Conceptual artist Bryan Versteeg explains how he created his images of the Mars One outpost. In the first of two articles on the Mars One Exchange site, Versteeg describes his approach to creating visions of space architecture as well as the constraints that informed his Mars One work.

Emmy Award-winning cinematographer Mark Dail is making a documentary about Nebraska artist Wes Galusha’s Mars One-inspired sculptures. Galusha created vessels that represented seven of the candidates who provided Galusha with a document “about their feelings on being a Mars candidate/explorer/colonist”. The Peru State College Gallery displayed his work last October.

Forum Opera wrote a more nuanced take on the Paris Opera’s interpretation of Le Damnation de Faust. While many of the production’s sillier details deserve criticism, Forum Opera believes the parallels between Faust search for knowledge and astrophysics’ search for the God particle “seems quite legitimate”.  Even the use of Mars One can be justified in their view although “unintentionally ironic” due to the project’s lack of funds.

Mars One in the News

Contributors to Mars One’s 2014 crowdfunding campaign have started receiving copies of Mars One: Humanity's Next Great Adventure: Inside the First Human Settlement on Mars. Edited by the Mars One’s astronaut selection panel, the book examines the selection process and the criteria used to evaluate the candidates’ suitability for living on Mars.

The Australian cited Elmo Keep’s Mars One reporting as an example of the objectivity needed in science journalism. Higher education reporter John Ross writes: “Too often — and I include myself in this criticism — science writers gild the lily, passing off incremental and often questionable advances as breakthroughs. Keep does the opposite, reminding us to keep our expectations in check.” Keep’s article “All dressed up for Mars and nowhere to go” was included in the annual collection of top Australian science writing.

News from Mars

Nasa suspended the Insight mission. One of the primary instruments, a French-built seismograph, could not maintain the vacuum it needs to operate. While repair attempts “were very close to succeeding,” CNES Toulouse Space Centre Director Marc Pircher explained, “it won’t be solved in time for a launch in 2016.” At some point this year Nasa will decide whether or not it will cancel the mission.

“Mapping Buried Impact Craters in the Chryse Basin to Understand the Distribution of Outflow Channel Sediment” is the only Mars-related paper being presented at this week’s American Astronomical Society Winter Meeting

City Lab spoke with photographer Cassandra Klos who documented her stay at the Mars Desert Research Station.
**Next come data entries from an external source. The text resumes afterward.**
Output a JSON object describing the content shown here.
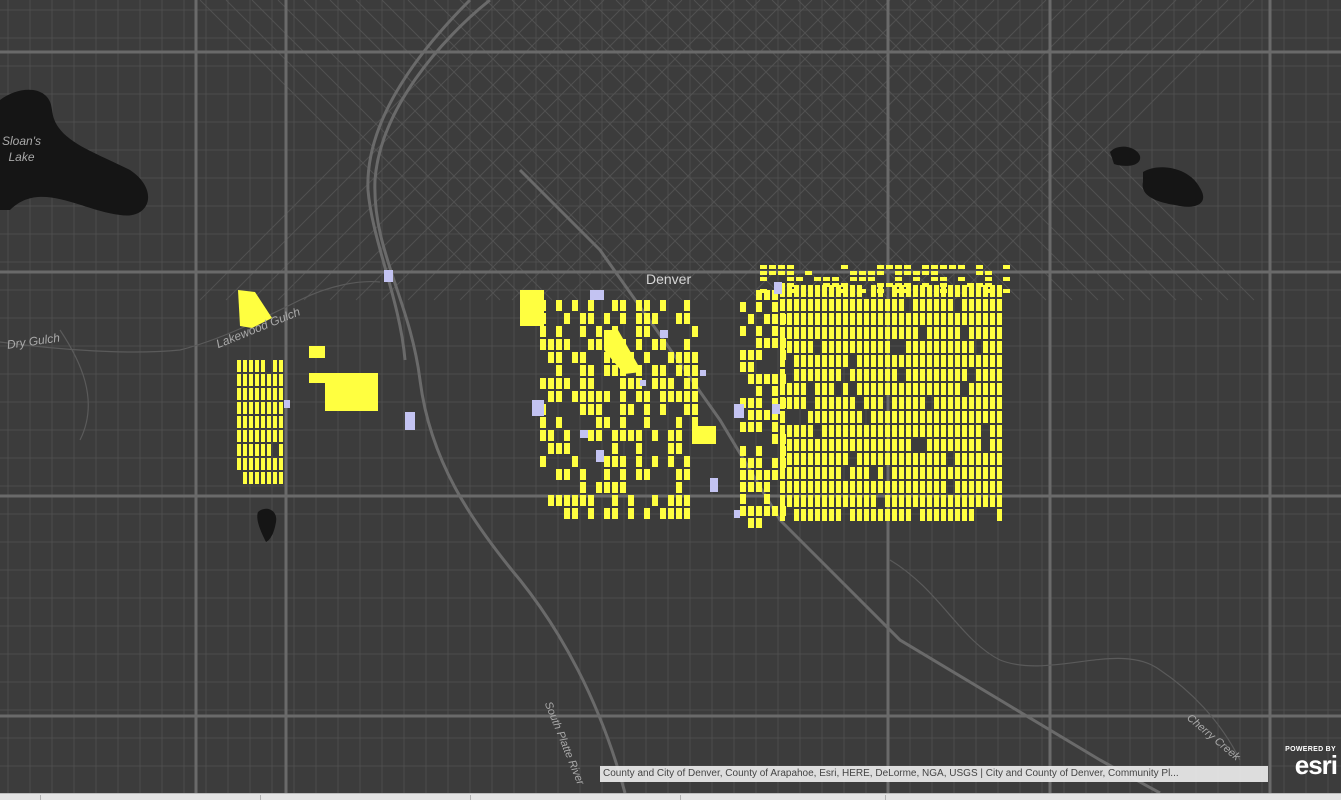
{
  "map": {
    "city_label": "Denver",
    "water_labels": {
      "lake": "Sloan's\nLake",
      "dry_gulch": "Dry Gulch",
      "lakewood_gulch": "Lakewood Gulch",
      "river": "South Platte River",
      "creek": "Cherry Creek"
    },
    "colors": {
      "background": "#3c3c3c",
      "minor_street": "#4f4f4f",
      "major_road": "#6e6e6e",
      "water": "#151515",
      "parcel_primary": "#ffff40",
      "parcel_secondary": "#c3c3f2"
    }
  },
  "attribution": {
    "text": "County and City of Denver, County of Arapahoe, Esri, HERE, DeLorme, NGA, USGS | City and County of Denver, Community Pl..."
  },
  "logo": {
    "powered_by": "POWERED BY",
    "wordmark": "esri"
  }
}
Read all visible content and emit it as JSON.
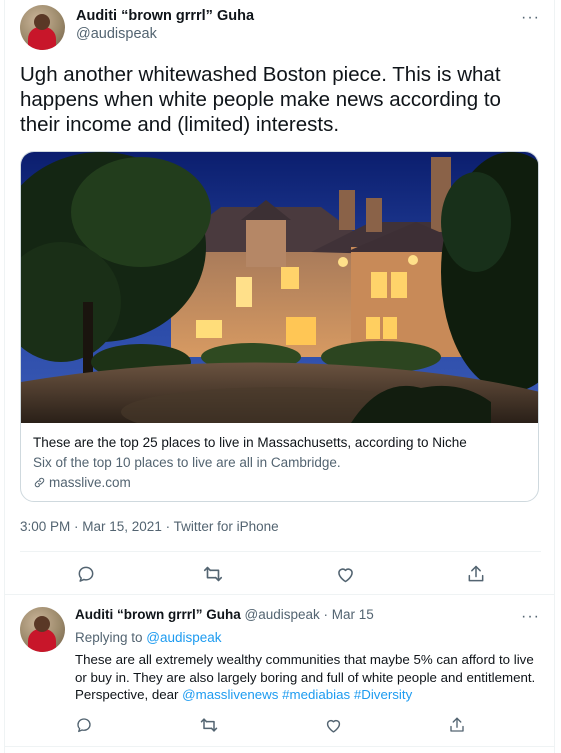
{
  "main_tweet": {
    "author_name": "Auditi “brown grrrl” Guha",
    "handle": "@audispeak",
    "more_label": "···",
    "text": "Ugh another whitewashed Boston piece. This is what happens when white people make news according to their income and (limited) interests.",
    "card": {
      "title": "These are the top 25 places to live in Massachusetts, according to Niche",
      "description": "Six of the top 10 places to live are all in Cambridge.",
      "domain": "masslive.com"
    },
    "timestamp": "3:00 PM · Mar 15, 2021 · Twitter for iPhone"
  },
  "actions": [
    "reply-icon",
    "retweet-icon",
    "like-icon",
    "share-icon"
  ],
  "reply_tweet": {
    "author_name": "Auditi “brown grrrl” Guha",
    "handle_date": "@audispeak · Mar 15",
    "more_label": "···",
    "replying_prefix": "Replying to ",
    "replying_handle": "@audispeak",
    "text_main": "These are all extremely wealthy communities that maybe 5% can afford to live or buy in. They are also largely boring and full of white people and entitlement. Perspective, dear ",
    "mention": "@masslivenews",
    "hashtag1": "#mediabias",
    "hashtag2": "#Diversity"
  },
  "colors": {
    "text": "#0f1419",
    "secondary": "#536471",
    "link": "#1d9bf0",
    "border": "#cfd9de",
    "divider": "#eff3f4"
  }
}
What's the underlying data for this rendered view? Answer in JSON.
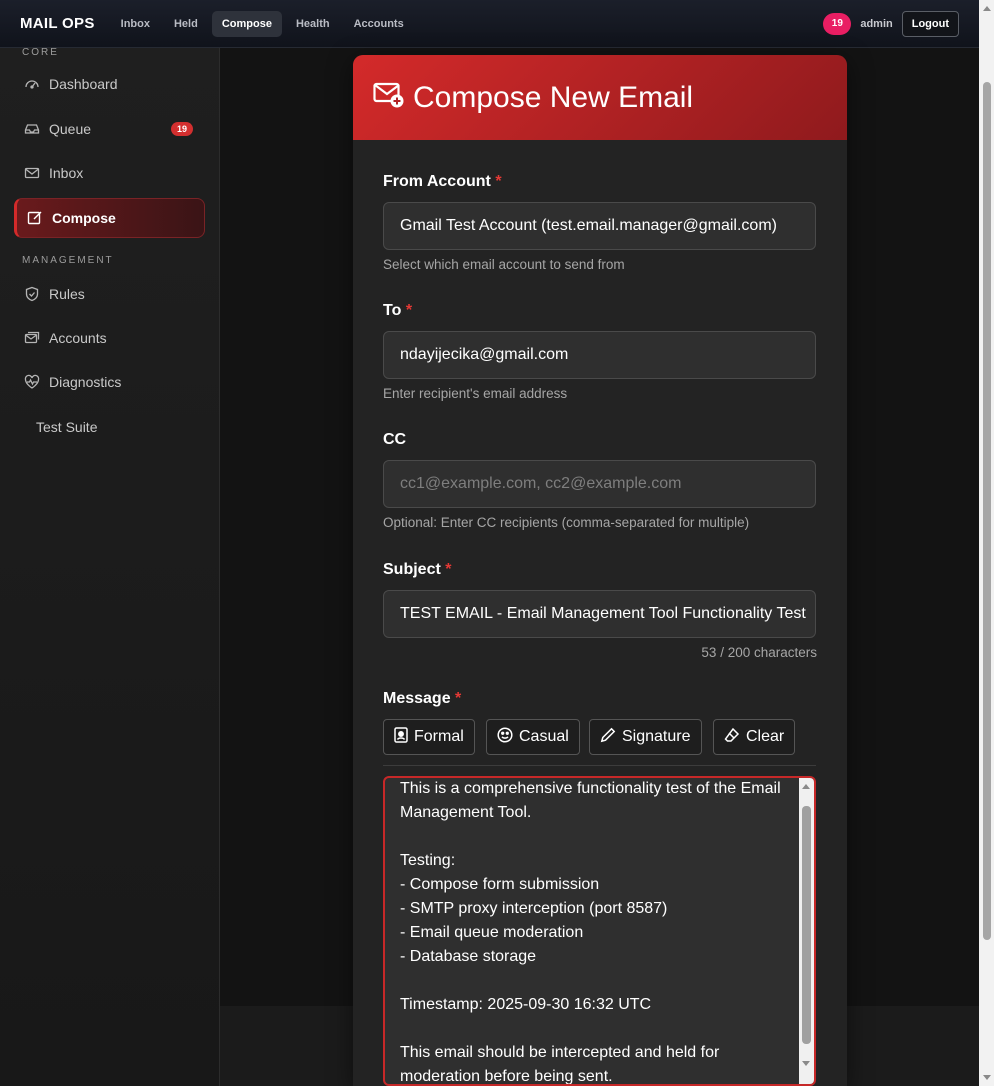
{
  "topnav": {
    "brand": "MAIL OPS",
    "links": [
      "Inbox",
      "Held",
      "Compose",
      "Health",
      "Accounts"
    ],
    "active": "Compose",
    "badge": "19",
    "user": "admin",
    "logout": "Logout"
  },
  "sidebar": {
    "section_core": "CORE",
    "section_management": "MANAGEMENT",
    "items": [
      {
        "label": "Dashboard",
        "icon": "gauge-icon"
      },
      {
        "label": "Queue",
        "icon": "inbox-tray-icon",
        "badge": "19"
      },
      {
        "label": "Inbox",
        "icon": "envelope-icon"
      },
      {
        "label": "Compose",
        "icon": "pencil-square-icon"
      },
      {
        "label": "Rules",
        "icon": "shield-check-icon"
      },
      {
        "label": "Accounts",
        "icon": "envelopes-icon"
      },
      {
        "label": "Diagnostics",
        "icon": "heart-pulse-icon"
      },
      {
        "label": "Test Suite",
        "icon": ""
      }
    ]
  },
  "compose": {
    "title": "Compose New Email",
    "from_label": "From Account",
    "from_value": "Gmail Test Account (test.email.manager@gmail.com)",
    "from_help": "Select which email account to send from",
    "to_label": "To",
    "to_value": "ndayijecika@gmail.com",
    "to_help": "Enter recipient's email address",
    "cc_label": "CC",
    "cc_placeholder": "cc1@example.com, cc2@example.com",
    "cc_help": "Optional: Enter CC recipients (comma-separated for multiple)",
    "subject_label": "Subject",
    "subject_value": "TEST EMAIL - Email Management Tool Functionality Test",
    "subject_counter": "53 / 200 characters",
    "message_label": "Message",
    "required_mark": "*",
    "templates": [
      "Formal",
      "Casual",
      "Signature",
      "Clear"
    ],
    "message_text": "This is a comprehensive functionality test of the Email Management Tool.\n\nTesting:\n- Compose form submission\n- SMTP proxy interception (port 8587)\n- Email queue moderation\n- Database storage\n\nTimestamp: 2025-09-30 16:32 UTC\n\nThis email should be intercepted and held for moderation before being sent."
  },
  "colors": {
    "accent": "#d42a2a",
    "badge": "#e91e63"
  }
}
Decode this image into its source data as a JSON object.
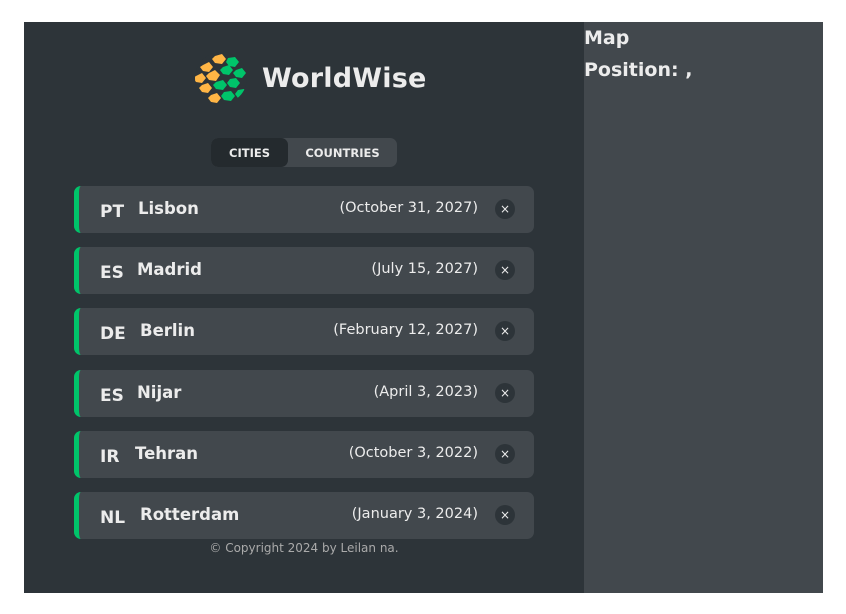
{
  "logo": {
    "text": "WorldWise",
    "icon": "globe-logo-icon"
  },
  "tabs": [
    {
      "label": "CITIES",
      "active": true
    },
    {
      "label": "COUNTRIES",
      "active": false
    }
  ],
  "cities": [
    {
      "flag": "PT",
      "name": "Lisbon",
      "date": "(October 31, 2027)"
    },
    {
      "flag": "ES",
      "name": "Madrid",
      "date": "(July 15, 2027)"
    },
    {
      "flag": "DE",
      "name": "Berlin",
      "date": "(February 12, 2027)"
    },
    {
      "flag": "ES",
      "name": "Nijar",
      "date": "(April 3, 2023)"
    },
    {
      "flag": "IR",
      "name": "Tehran",
      "date": "(October 3, 2022)"
    },
    {
      "flag": "NL",
      "name": "Rotterdam",
      "date": "(January 3, 2024)"
    }
  ],
  "delete_symbol": "×",
  "footer": {
    "copyright": "© Copyright 2024 by Leilan na."
  },
  "map": {
    "title": "Map",
    "position": "Position: ,"
  },
  "colors": {
    "sidebar_bg": "#2d3439",
    "map_bg": "#42484d",
    "accent_green": "#00c46a",
    "logo_orange": "#ffb545"
  }
}
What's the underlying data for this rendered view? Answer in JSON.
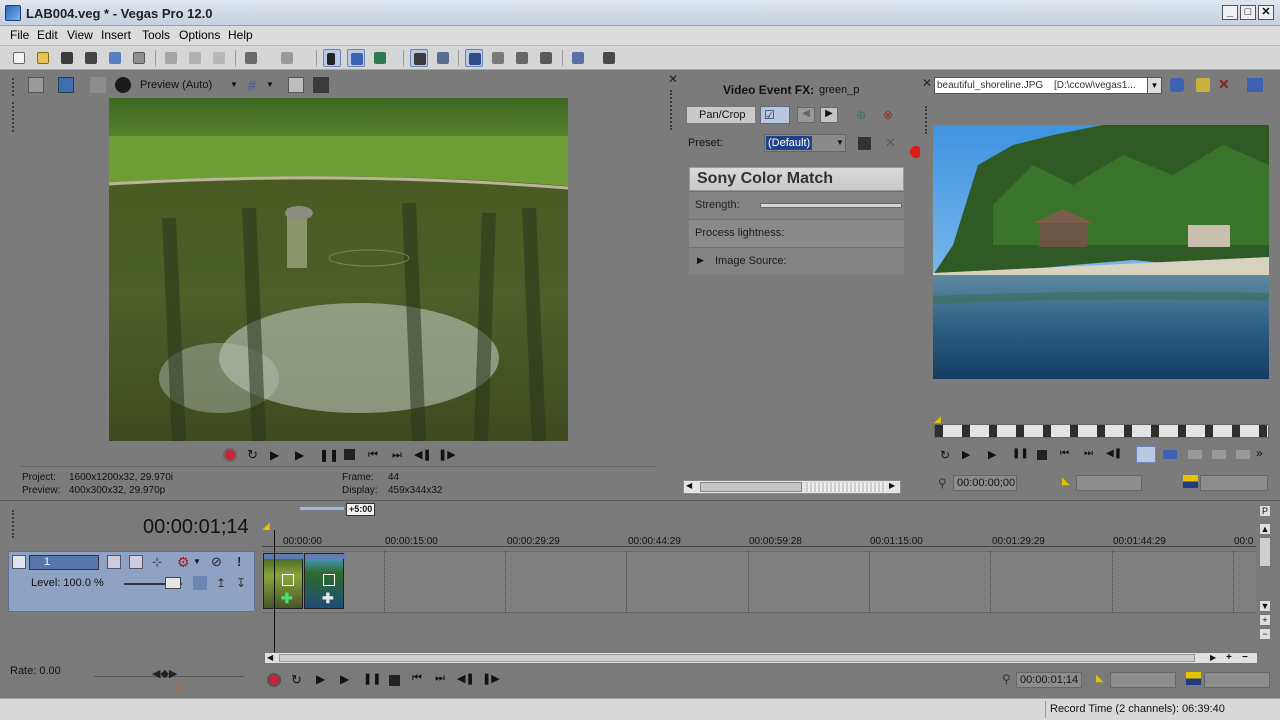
{
  "window": {
    "title": "LAB004.veg * - Vegas Pro 12.0",
    "minimize": "_",
    "maximize": "□",
    "close": "✕"
  },
  "menu": [
    "File",
    "Edit",
    "View",
    "Insert",
    "Tools",
    "Options",
    "Help"
  ],
  "preview": {
    "quality_label": "Preview (Auto)",
    "project_label": "Project:",
    "project_value": "1600x1200x32, 29.970i",
    "preview_label": "Preview:",
    "preview_value": "400x300x32, 29.970p",
    "frame_label": "Frame:",
    "frame_value": "44",
    "display_label": "Display:",
    "display_value": "459x344x32"
  },
  "fx": {
    "title": "Video Event FX:",
    "event_name": "green_p",
    "chain_tab": "Pan/Crop",
    "preset_label": "Preset:",
    "preset_value": "(Default)",
    "plugin_name": "Sony Color Match",
    "param_strength": "Strength:",
    "param_process": "Process lightness:",
    "param_image_source": "Image Source:"
  },
  "trimmer": {
    "file_name": "beautiful_shoreline.JPG",
    "file_path": "[D:\\ccow\\vegas1...",
    "timecode": "00:00:00;00"
  },
  "timeline": {
    "cursor_time": "00:00:01;14",
    "zoom_badge": "+5:00",
    "ruler_labels": [
      "00:00:00",
      "00:00:15:00",
      "00:00:29:29",
      "00:00:44:29",
      "00:00:59:28",
      "00:01:15:00",
      "00:01:29:29",
      "00:01:44:29",
      "00:0"
    ],
    "track_number": "1",
    "track_level": "Level: 100.0 %",
    "rate": "Rate: 0.00",
    "transport_time": "00:00:01;14"
  },
  "status": {
    "record_time": "Record Time (2 channels): 06:39:40"
  }
}
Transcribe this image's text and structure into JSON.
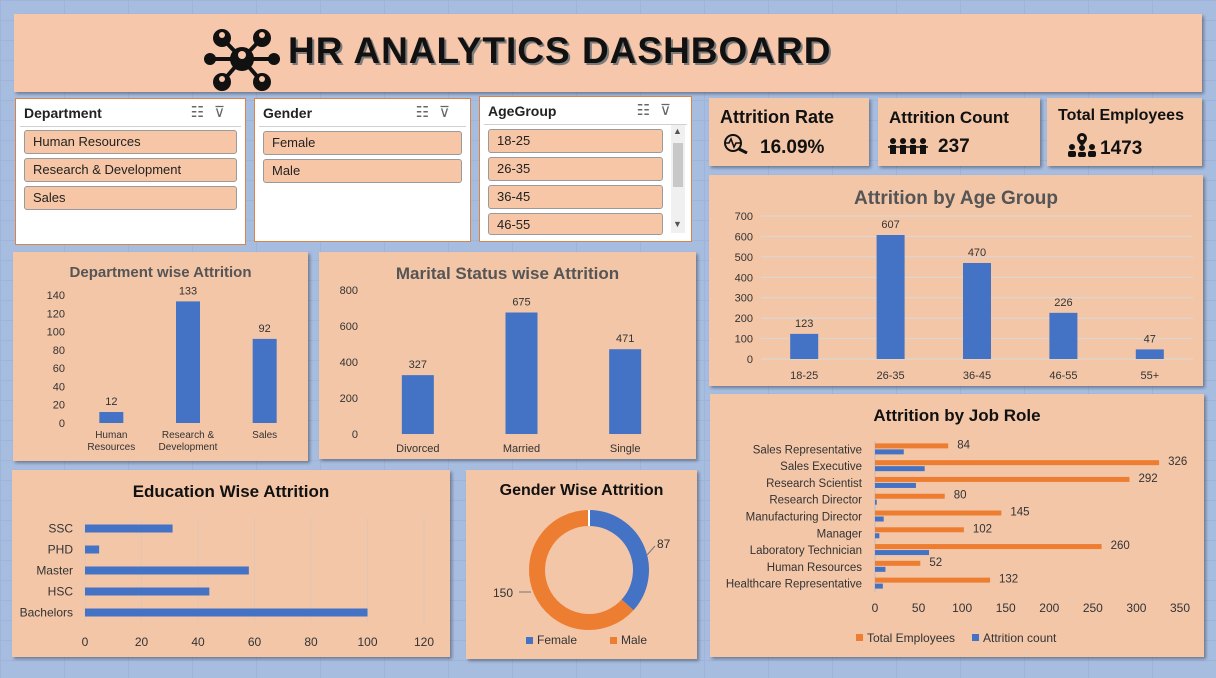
{
  "title": "HR ANALYTICS DASHBOARD",
  "colors": {
    "accent": "#4472c4",
    "orange": "#ed7d31",
    "panel": "#f3c6a8"
  },
  "slicers": [
    {
      "header": "Department",
      "items": [
        "Human Resources",
        "Research & Development",
        "Sales"
      ]
    },
    {
      "header": "Gender",
      "items": [
        "Female",
        "Male"
      ]
    },
    {
      "header": "AgeGroup",
      "items": [
        "18-25",
        "26-35",
        "36-45",
        "46-55"
      ]
    }
  ],
  "kpis": {
    "attrition_rate": {
      "label": "Attrition Rate",
      "value": "16.09%",
      "icon": "heartbeat-search-icon"
    },
    "attrition_count": {
      "label": "Attrition Count",
      "value": "237",
      "icon": "people-group-icon"
    },
    "total_employees": {
      "label": "Total Employees",
      "value": "1473",
      "icon": "team-location-icon"
    }
  },
  "chart_data": [
    {
      "type": "bar",
      "title": "Department wise Attrition",
      "categories": [
        "Human Resources",
        "Research & Development",
        "Sales"
      ],
      "values": [
        12,
        133,
        92
      ],
      "ylim": [
        0,
        140
      ],
      "yticks": [
        "0",
        "20",
        "40",
        "60",
        "80",
        "100",
        "120",
        "140"
      ]
    },
    {
      "type": "bar",
      "title": "Marital Status wise Attrition",
      "categories": [
        "Divorced",
        "Married",
        "Single"
      ],
      "values": [
        327,
        675,
        471
      ],
      "ylim": [
        0,
        800
      ],
      "yticks": [
        "0",
        "200",
        "400",
        "600",
        "800"
      ]
    },
    {
      "type": "bar",
      "title": "Attrition by Age Group",
      "categories": [
        "18-25",
        "26-35",
        "36-45",
        "46-55",
        "55+"
      ],
      "values": [
        123,
        607,
        470,
        226,
        47
      ],
      "ylim": [
        0,
        700
      ],
      "yticks": [
        "0",
        "100",
        "200",
        "300",
        "400",
        "500",
        "600",
        "700"
      ]
    },
    {
      "type": "bar",
      "orientation": "horizontal",
      "title": "Education Wise Attrition",
      "categories": [
        "SSC",
        "PHD",
        "Master",
        "HSC",
        "Bachelors"
      ],
      "values": [
        31,
        5,
        58,
        44,
        100
      ],
      "xlim": [
        0,
        120
      ],
      "xticks": [
        "0",
        "20",
        "40",
        "60",
        "80",
        "100",
        "120"
      ]
    },
    {
      "type": "pie",
      "title": "Gender Wise Attrition",
      "categories": [
        "Female",
        "Male"
      ],
      "values": [
        87,
        150
      ],
      "labels": [
        "87",
        "150"
      ]
    },
    {
      "type": "bar",
      "orientation": "horizontal",
      "title": "Attrition by Job Role",
      "categories": [
        "Sales Representative",
        "Sales Executive",
        "Research Scientist",
        "Research Director",
        "Manufacturing Director",
        "Manager",
        "Laboratory Technician",
        "Human Resources",
        "Healthcare Representative"
      ],
      "series": [
        {
          "name": "Total Employees",
          "values": [
            84,
            326,
            292,
            80,
            145,
            102,
            260,
            52,
            132
          ]
        },
        {
          "name": "Attrition count",
          "values": [
            33,
            57,
            47,
            2,
            10,
            5,
            62,
            12,
            9
          ]
        }
      ],
      "xlim": [
        0,
        350
      ],
      "xticks": [
        "0",
        "50",
        "100",
        "150",
        "200",
        "250",
        "300",
        "350"
      ]
    }
  ]
}
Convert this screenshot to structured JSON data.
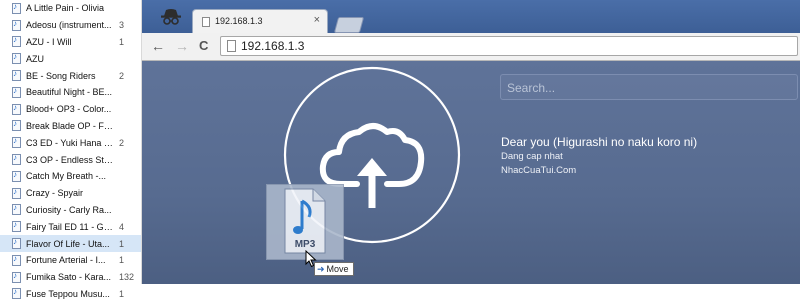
{
  "file_list": [
    {
      "name": "A Little Pain - Olivia",
      "count": ""
    },
    {
      "name": "Adeosu (instrument...",
      "count": "3"
    },
    {
      "name": "AZU - I Will",
      "count": "1"
    },
    {
      "name": "AZU",
      "count": ""
    },
    {
      "name": "BE - Song Riders",
      "count": "2"
    },
    {
      "name": "Beautiful Night - BE...",
      "count": ""
    },
    {
      "name": "Blood+ OP3 - Color...",
      "count": ""
    },
    {
      "name": "Break Blade OP - Fa...",
      "count": ""
    },
    {
      "name": "C3 ED - Yuki Hana -...",
      "count": "2"
    },
    {
      "name": "C3 OP - Endless Sto...",
      "count": ""
    },
    {
      "name": "Catch My Breath -...",
      "count": ""
    },
    {
      "name": "Crazy - Spyair",
      "count": ""
    },
    {
      "name": "Curiosity - Carly Ra...",
      "count": ""
    },
    {
      "name": "Fairy Tail ED 11 - Gli...",
      "count": "4"
    },
    {
      "name": "Flavor Of Life - Uta...",
      "count": "1",
      "selected": true
    },
    {
      "name": "Fortune Arterial - I...",
      "count": "1"
    },
    {
      "name": "Fumika Sato - Kara...",
      "count": "132"
    },
    {
      "name": "Fuse Teppou Musu...",
      "count": "1"
    }
  ],
  "browser": {
    "tab_title": "192.168.1.3",
    "tab_close": "×",
    "address": "192.168.1.3",
    "nav": {
      "back": "←",
      "forward": "→",
      "reload": "C"
    }
  },
  "page": {
    "search_placeholder": "Search...",
    "song_title": "Dear you (Higurashi no naku koro ni)",
    "song_lines": [
      "Dang cap nhat",
      "NhacCuaTui.Com"
    ]
  },
  "drag": {
    "file_label": "MP3",
    "tooltip": "Move",
    "tooltip_arrow": "➜"
  },
  "colors": {
    "browser_frame": "#3d5f96",
    "page_background": "#576b90",
    "selected_row": "#d6e6f7"
  }
}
Her stay is part of a larger project that follows the people who join analog missions. 

Sheyna Gifford is the crew physician on Hi-Seas, the year-long simulation of a Mars mission. Her post on Nautilus describes how crew dynamics let them avoid the stresses common to previous long duration analog projects.

The Mars Orbiter Mission has not detected methane, NDTV reports. The former director of the Indian space agency explained that the spacecraft still has 37 kilograms of fuel which should let the mission run for some time.

Other news from Mars: